"Because it was an international competition, we didn't worry about not being Scandinavian while we were interpreting this very Scandinavian story. We felt it was open to anybody, and so the interpretation was open," Passakas says.

But why blue? And why a cartoonish blue?

"We had the sculpture cast in bronze, but bronze has so many connotations," Kudlinski says, "you know, town square war memorials. So we painted it, but the blue is not a trademark 'Blue Republic blue' - we wanted a colour that would stand out in the snows of Oslo, that would look striking next to brilliant white, but that was also a Nordic colour, because Peer Gynt is a very Nordic story, and we are Canadians and share that polar world view with the Norwegians."

"Orange or yellow would not have worked, we needed something like ice, like the climate. Also, the blue looks very nice next to the bright green grass that is all around it in the summer, which we didn't really notice until it was installed."

After such a lengthy process, would they do another large public commission?

"Of course!" Passakas exclaims. "The way we work - we think, we talk, we argue, then we make something - it's the same process, big or small. Our work is very different from this commission, but this was a great pleasure, and we just went wild. But I think with this we learned more about how we work as a team, and that's always good, and, more so, how to work with restrictions."

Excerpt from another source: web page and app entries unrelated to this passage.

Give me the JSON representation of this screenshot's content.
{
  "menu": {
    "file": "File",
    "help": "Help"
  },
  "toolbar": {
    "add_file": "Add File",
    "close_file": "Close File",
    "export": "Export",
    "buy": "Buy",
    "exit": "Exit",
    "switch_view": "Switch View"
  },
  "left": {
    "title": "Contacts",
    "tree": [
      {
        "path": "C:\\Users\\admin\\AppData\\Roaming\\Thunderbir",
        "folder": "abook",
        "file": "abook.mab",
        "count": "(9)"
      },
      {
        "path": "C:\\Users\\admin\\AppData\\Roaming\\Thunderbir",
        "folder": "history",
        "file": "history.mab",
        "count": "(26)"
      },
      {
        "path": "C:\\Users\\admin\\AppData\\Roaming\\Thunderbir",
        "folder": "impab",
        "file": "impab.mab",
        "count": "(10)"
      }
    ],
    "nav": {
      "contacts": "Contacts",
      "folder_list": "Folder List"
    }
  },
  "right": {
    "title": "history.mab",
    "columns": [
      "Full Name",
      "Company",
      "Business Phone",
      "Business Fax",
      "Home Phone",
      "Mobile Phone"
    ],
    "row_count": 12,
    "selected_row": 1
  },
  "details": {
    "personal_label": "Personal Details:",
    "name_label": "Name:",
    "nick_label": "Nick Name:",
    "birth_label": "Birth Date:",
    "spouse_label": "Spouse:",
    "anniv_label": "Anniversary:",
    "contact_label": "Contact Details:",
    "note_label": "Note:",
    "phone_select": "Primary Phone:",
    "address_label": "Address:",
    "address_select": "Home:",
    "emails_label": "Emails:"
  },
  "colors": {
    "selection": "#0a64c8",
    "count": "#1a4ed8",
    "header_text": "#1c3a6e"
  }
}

"It's a departure for us," Kudlinski admits, "a figurative work. But how does that fit in our career? Honestly, I don't care! Ha!"

"And the Norwegians treated us like celebrities," Passakas concludes with a wry grin. "Not something Canadian artists get every day."

If you are not going to Norway, Blue Republic will be showing new work at Georgia Scherman Projects in Toronto, from July 8 (